▸ **AVAILABLE DATA**
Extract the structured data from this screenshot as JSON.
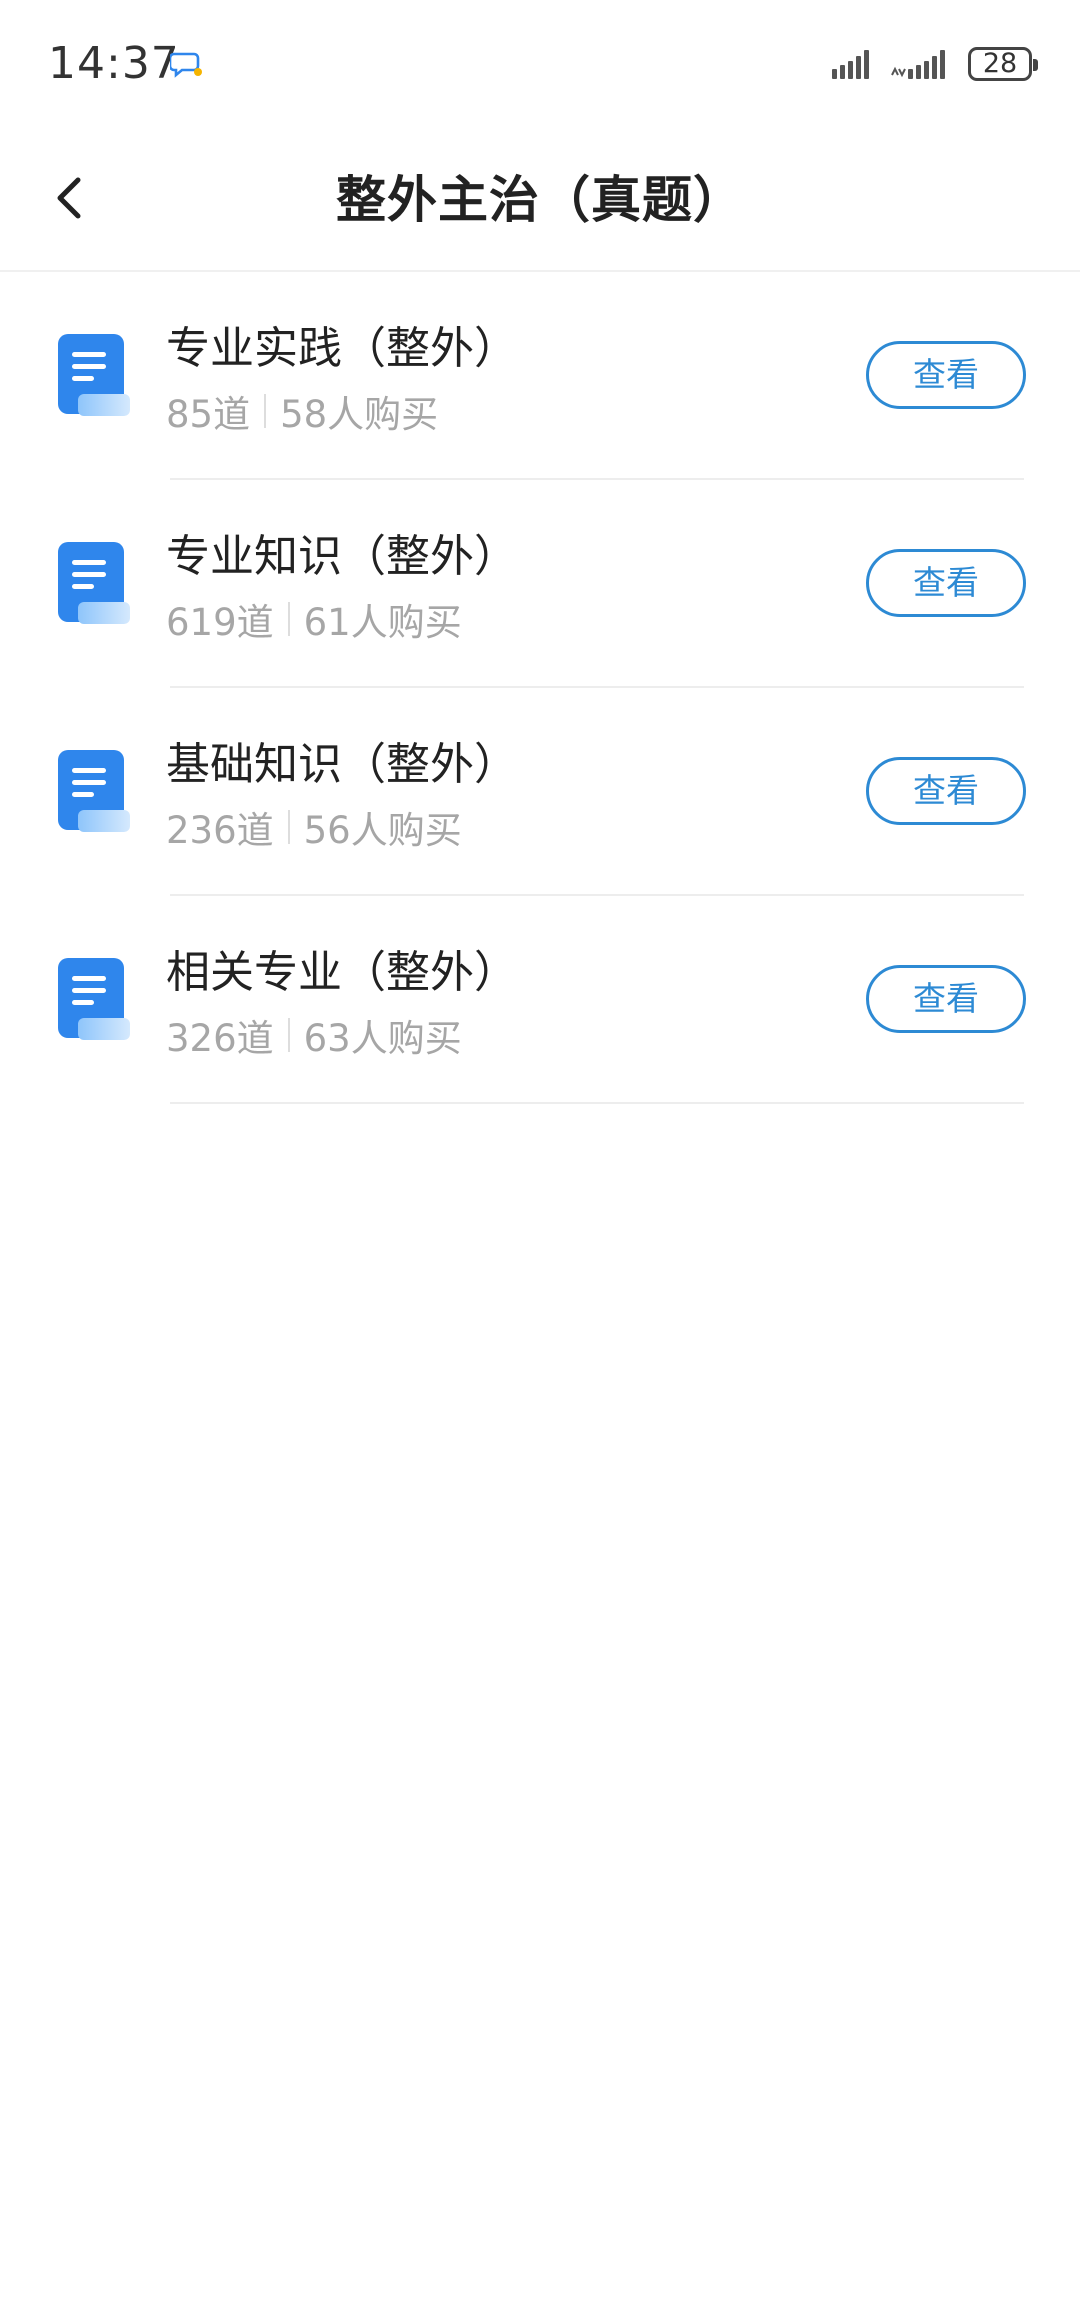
{
  "status_bar": {
    "time": "14:37",
    "battery": "28"
  },
  "nav": {
    "title": "整外主治（真题）"
  },
  "items": [
    {
      "title": "专业实践（整外）",
      "count": "85道",
      "buyers": "58人购买",
      "button": "查看"
    },
    {
      "title": "专业知识（整外）",
      "count": "619道",
      "buyers": "61人购买",
      "button": "查看"
    },
    {
      "title": "基础知识（整外）",
      "count": "236道",
      "buyers": "56人购买",
      "button": "查看"
    },
    {
      "title": "相关专业（整外）",
      "count": "326道",
      "buyers": "63人购买",
      "button": "查看"
    }
  ],
  "colors": {
    "accent": "#2d8ad4",
    "icon_blue": "#2f86ec",
    "title_text": "#222222",
    "meta_text": "#a6a6a6"
  },
  "icons": {
    "back": "chevron-left-icon",
    "item": "document-icon",
    "status_chat": "chat-bubble-icon",
    "signal": "signal-icon",
    "battery": "battery-icon"
  }
}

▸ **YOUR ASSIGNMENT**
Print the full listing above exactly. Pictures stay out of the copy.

▸ **TASK OUTPUT**
Extract the structured data from this screenshot as JSON.
{
  "status_bar": {
    "time": "14:37",
    "battery": "28"
  },
  "nav": {
    "title": "整外主治（真题）"
  },
  "items": [
    {
      "title": "专业实践（整外）",
      "count": "85道",
      "buyers": "58人购买",
      "button": "查看"
    },
    {
      "title": "专业知识（整外）",
      "count": "619道",
      "buyers": "61人购买",
      "button": "查看"
    },
    {
      "title": "基础知识（整外）",
      "count": "236道",
      "buyers": "56人购买",
      "button": "查看"
    },
    {
      "title": "相关专业（整外）",
      "count": "326道",
      "buyers": "63人购买",
      "button": "查看"
    }
  ],
  "colors": {
    "accent": "#2d8ad4",
    "icon_blue": "#2f86ec",
    "title_text": "#222222",
    "meta_text": "#a6a6a6"
  },
  "icons": {
    "back": "chevron-left-icon",
    "item": "document-icon",
    "status_chat": "chat-bubble-icon",
    "signal": "signal-icon",
    "battery": "battery-icon"
  }
}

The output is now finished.